I hope all educators would agree on the importance of formative assessment. What we might disagree on is the method for assessing. Maybe you have your “quizzes” all made up from previous years. Maybe your district requires everyone to administer the same assessments. Or maybe, you are always looking for new (and engaging) ways to take the temperature of your class. If that’s you, you might like these digital tools.
- Google Forms – I love Google Drive, so it seems natural to include two quick ideas for formative assessment from Google Apps. The first one is easy. Create a Google form with any questions you are wanting to check. You can quickly view the responses in a spreadsheet, or in graphs to surmise real-time what needs to be review before moving on.
- Google Slides – You might not have thought of using Google Slides as a formative assessment tool. My favorite way for a quick check is to share out a presentation that you have created to the class (use Google Classroom for easiest/quickest whole-class sharing). The students are assigned one slide to demonstrate learning. For example, you just taught a writing mini lesson on writing strong leads. Each student has to type their lead onto a Google Slide within the class presentation you have shared. Then (and here is the powerful piece), each student has to read and comment on three other slides. If there are already three comments on that slide, they have to move to a different one. So, you can read all the leads in one place, but the students can also get peer review and advice.
- Kahoot – Kahoot can be used for review and/or formative assessments. Students have fun using this interactive website to show what they know. An awesome feature is that there are pre-made Kahoots that you can access or create your own.
- EdPuzzle – This is a tool I just recently discovered, but the ways to use it are endless. There are Chrome, iOS, and Android apps. You can clip a video from multiple sources (YouTube, Khan, etc) and add your own questions at different stop points along the play time. This ensures better student engagement, and allows you to check for understanding, too.
- Padlet – Picture a posterboard where students can slap a sticky note to show learning. Padlet is the digital version. In addition to adding quick notes, though, they can embed videos, add images, and links. The teacher can pose a question, and students prove their learning on the shared Padlet. It’s both, easy and quick.
It was a bit difficult for me to choose just five resources. There are many, many tools designed specifically for formative assessment, but there are endless possibilities when you look at old tools in new ways.
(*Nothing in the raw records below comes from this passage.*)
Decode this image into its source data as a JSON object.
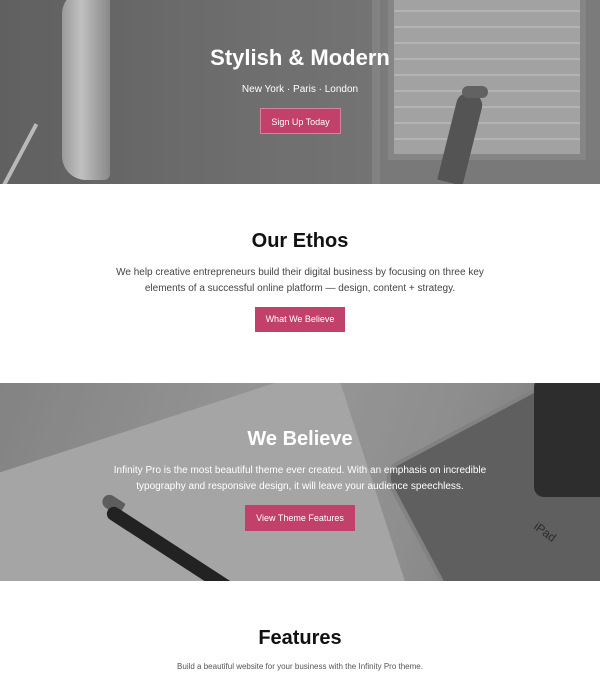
{
  "hero": {
    "title": "Stylish & Modern",
    "subtitle": "New York · Paris · London",
    "button_label": "Sign Up Today"
  },
  "ethos": {
    "title": "Our Ethos",
    "text": "We help creative entrepreneurs build their digital business by focusing on three key elements of a successful online platform — design, content + strategy.",
    "button_label": "What We Believe"
  },
  "believe": {
    "title": "We Believe",
    "text": "Infinity Pro is the most beautiful theme ever created. With an emphasis on incredible typography and responsive design, it will leave your audience speechless.",
    "button_label": "View Theme Features",
    "image_text": "iPad"
  },
  "features": {
    "title": "Features",
    "text": "Build a beautiful website for your business with the Infinity Pro theme."
  },
  "colors": {
    "accent": "#c2416b",
    "hero_bg": "#7a7a7a",
    "text_dark": "#111111"
  }
}
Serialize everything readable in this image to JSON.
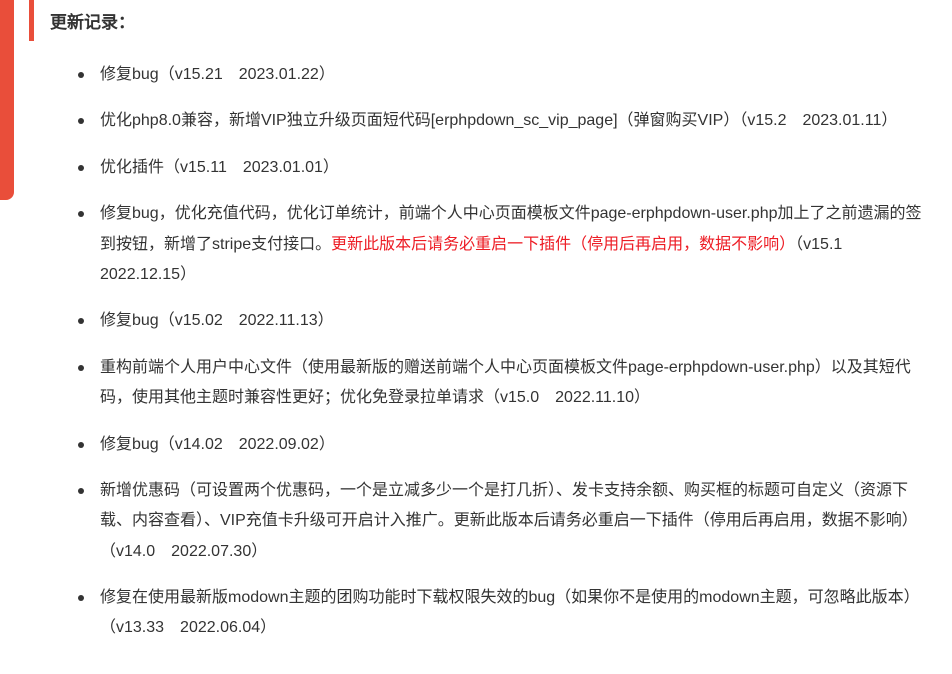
{
  "header": {
    "title": "更新记录："
  },
  "changelog": [
    {
      "text": "修复bug（v15.21　2023.01.22）"
    },
    {
      "text": "优化php8.0兼容，新增VIP独立升级页面短代码[erphpdown_sc_vip_page]（弹窗购买VIP）（v15.2　2023.01.11）"
    },
    {
      "text": "优化插件（v15.11　2023.01.01）"
    },
    {
      "part1": "修复bug，优化充值代码，优化订单统计，前端个人中心页面模板文件page-erphpdown-user.php加上了之前遗漏的签到按钮，新增了stripe支付接口。",
      "highlight": "更新此版本后请务必重启一下插件（停用后再启用，数据不影响）",
      "part2": "（v15.1　2022.12.15）"
    },
    {
      "text": "修复bug（v15.02　2022.11.13）"
    },
    {
      "text": "重构前端个人用户中心文件（使用最新版的赠送前端个人中心页面模板文件page-erphpdown-user.php）以及其短代码，使用其他主题时兼容性更好；优化免登录拉单请求（v15.0　2022.11.10）"
    },
    {
      "text": "修复bug（v14.02　2022.09.02）"
    },
    {
      "text": "新增优惠码（可设置两个优惠码，一个是立减多少一个是打几折）、发卡支持余额、购买框的标题可自定义（资源下载、内容查看）、VIP充值卡升级可开启计入推广。更新此版本后请务必重启一下插件（停用后再启用，数据不影响）（v14.0　2022.07.30）"
    },
    {
      "text": "修复在使用最新版modown主题的团购功能时下载权限失效的bug（如果你不是使用的modown主题，可忽略此版本）（v13.33　2022.06.04）"
    }
  ]
}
So, try something new to drive your instruction and engage students in their own learning. As always, feel free to share your favorite resources in the comment section!